▶ Material to process
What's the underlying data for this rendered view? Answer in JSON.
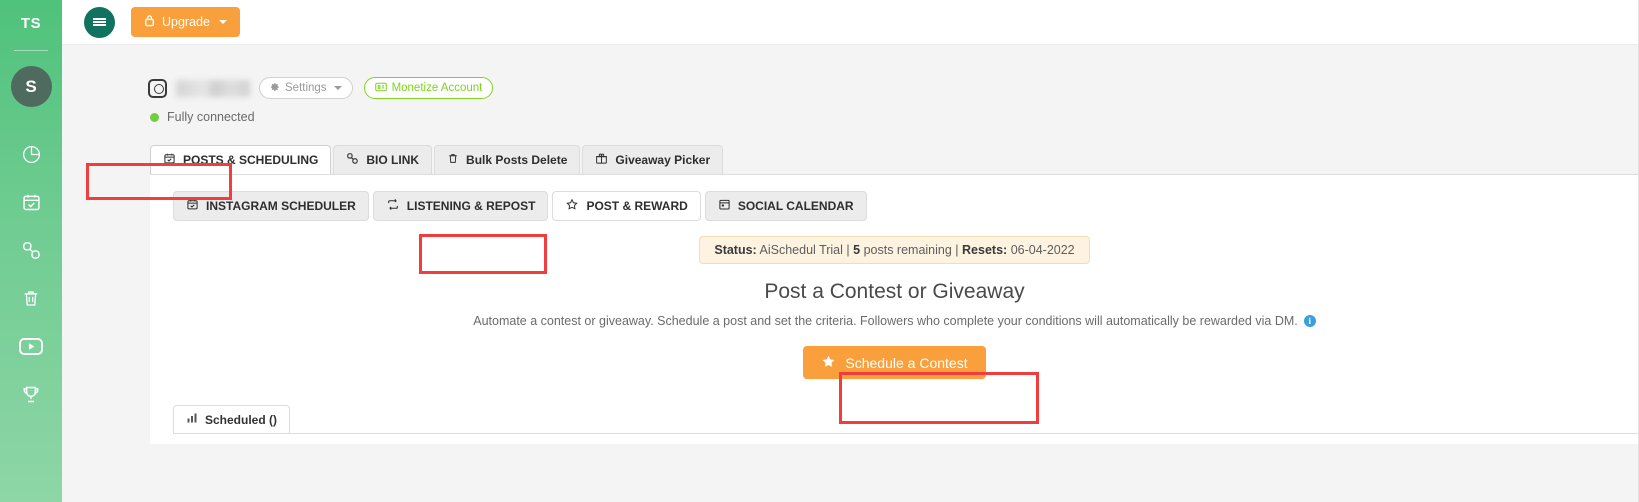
{
  "sidebar": {
    "brand": "TS",
    "avatar_initial": "S",
    "items": [
      {
        "icon": "pie-chart-icon",
        "label": "Analytics"
      },
      {
        "icon": "calendar-check-icon",
        "label": "Scheduler"
      },
      {
        "icon": "link-chain-icon",
        "label": "Bio Link"
      },
      {
        "icon": "trash-icon",
        "label": "Bulk Delete"
      },
      {
        "icon": "youtube-icon",
        "label": "YouTube"
      },
      {
        "icon": "trophy-icon",
        "label": "Giveaway"
      }
    ]
  },
  "topbar": {
    "menu_icon": "hamburger-icon",
    "upgrade_label": "Upgrade",
    "upgrade_icon": "lock-icon"
  },
  "account": {
    "platform_icon": "instagram-icon",
    "name_masked": "",
    "settings_label": "Settings",
    "settings_icon": "gear-icon",
    "monetize_label": "Monetize Account",
    "monetize_icon": "card-icon",
    "connection_status": "Fully connected"
  },
  "primary_tabs": [
    {
      "label": "POSTS & SCHEDULING",
      "icon": "calendar-check-icon",
      "active": true
    },
    {
      "label": "BIO LINK",
      "icon": "link-chain-icon",
      "active": false
    },
    {
      "label": "Bulk Posts Delete",
      "icon": "trash-icon",
      "active": false
    },
    {
      "label": "Giveaway Picker",
      "icon": "gift-icon",
      "active": false
    }
  ],
  "sub_tabs": [
    {
      "label": "INSTAGRAM SCHEDULER",
      "icon": "calendar-icon",
      "active": false
    },
    {
      "label": "LISTENING & REPOST",
      "icon": "repost-icon",
      "active": false
    },
    {
      "label": "POST & REWARD",
      "icon": "star-outline-icon",
      "active": true
    },
    {
      "label": "SOCIAL CALENDAR",
      "icon": "calendar-grid-icon",
      "active": false
    }
  ],
  "status_banner": {
    "status_label": "Status:",
    "status_value": "AiSchedul Trial",
    "sep1": "|",
    "posts_remaining_count": "5",
    "posts_remaining_text": "posts remaining",
    "sep2": "|",
    "resets_label": "Resets:",
    "resets_value": "06-04-2022"
  },
  "hero": {
    "title": "Post a Contest or Giveaway",
    "description": "Automate a contest or giveaway. Schedule a post and set the criteria. Followers who complete your conditions will automatically be rewarded via DM.",
    "info_icon": "info-icon",
    "cta_label": "Schedule a Contest",
    "cta_icon": "star-filled-icon"
  },
  "scheduled_tab": {
    "label": "Scheduled ()",
    "icon": "bar-chart-icon"
  },
  "colors": {
    "sidebar_green": "#4fc27b",
    "accent_orange": "#f9a03c",
    "monetize_green": "#7ed321",
    "annotation_red": "#f03e3e",
    "banner_bg": "#fdf3e0",
    "hamburger_teal": "#11735f"
  },
  "annotations": [
    {
      "name": "posts-scheduling-tab-highlight"
    },
    {
      "name": "post-reward-tab-highlight"
    },
    {
      "name": "schedule-contest-button-highlight"
    }
  ]
}
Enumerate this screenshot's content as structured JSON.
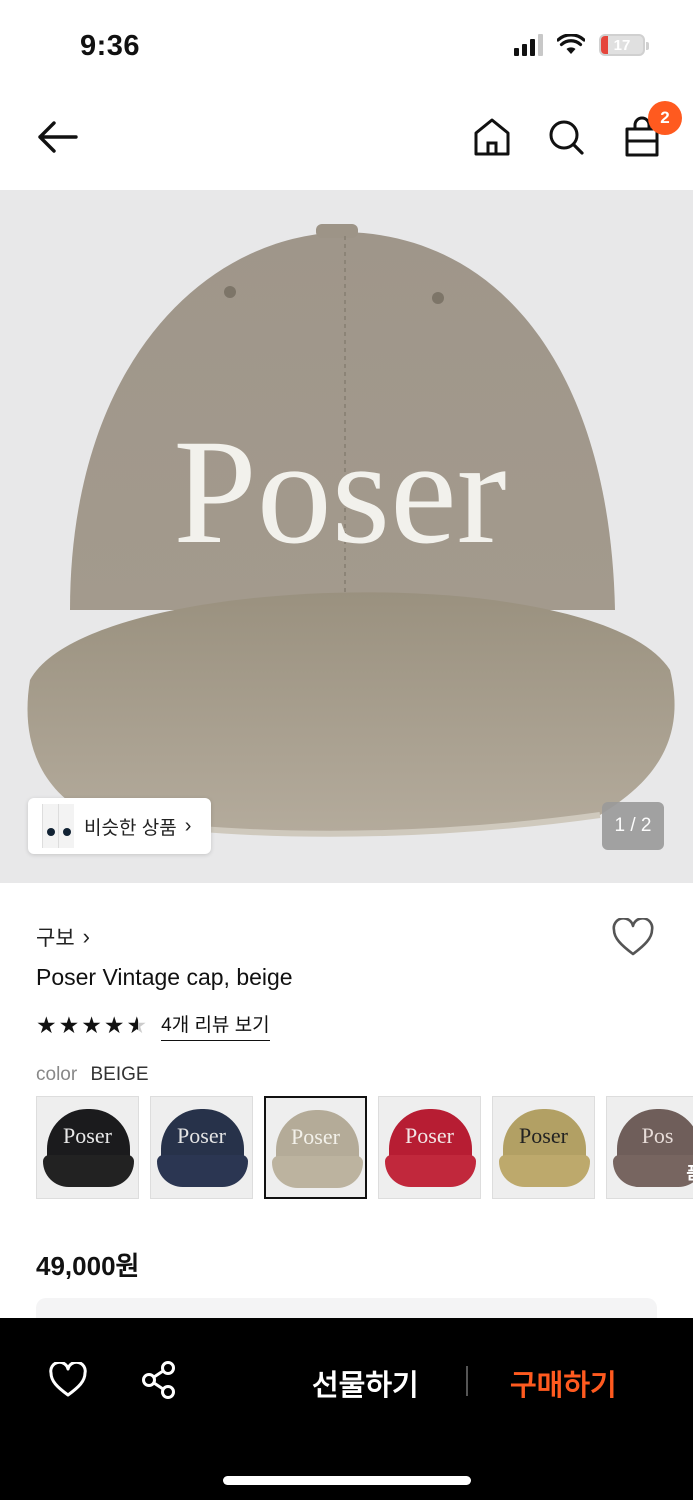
{
  "status_bar": {
    "time": "9:36",
    "battery": "17"
  },
  "nav": {
    "cart_count": "2"
  },
  "hero": {
    "cap_text": "Poser",
    "cap_color": "#a59c8c",
    "similar_label": "비슷한 상품",
    "page_indicator": "1 / 2"
  },
  "product": {
    "brand": "구보",
    "title": "Poser Vintage cap, beige",
    "rating": 4.5,
    "review_link": "4개 리뷰 보기",
    "color_label": "color",
    "color_value": "BEIGE",
    "swatches": [
      {
        "text": "Poser",
        "crown": "#1b1b1d",
        "brim": "#222",
        "text_color": "#e9e9e9"
      },
      {
        "text": "Poser",
        "crown": "#27324a",
        "brim": "#2b3652",
        "text_color": "#e4e4e4"
      },
      {
        "text": "Poser",
        "crown": "#b4ab98",
        "brim": "#bcb39f",
        "text_color": "#f3f1ea",
        "selected": true
      },
      {
        "text": "Poser",
        "crown": "#b71d33",
        "brim": "#c1283c",
        "text_color": "#f2e5e5"
      },
      {
        "text": "Poser",
        "crown": "#b2a064",
        "brim": "#bda96c",
        "text_color": "#222"
      },
      {
        "text": "Pos",
        "crown": "#6f5e5a",
        "brim": "#776560",
        "text_color": "#e7dcd8",
        "overlay": "품"
      }
    ],
    "price": "49,000원"
  },
  "bottom_bar": {
    "gift_label": "선물하기",
    "buy_label": "구매하기",
    "accent": "#ff5a1f"
  }
}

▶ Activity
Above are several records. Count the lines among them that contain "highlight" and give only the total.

▶ Your response
3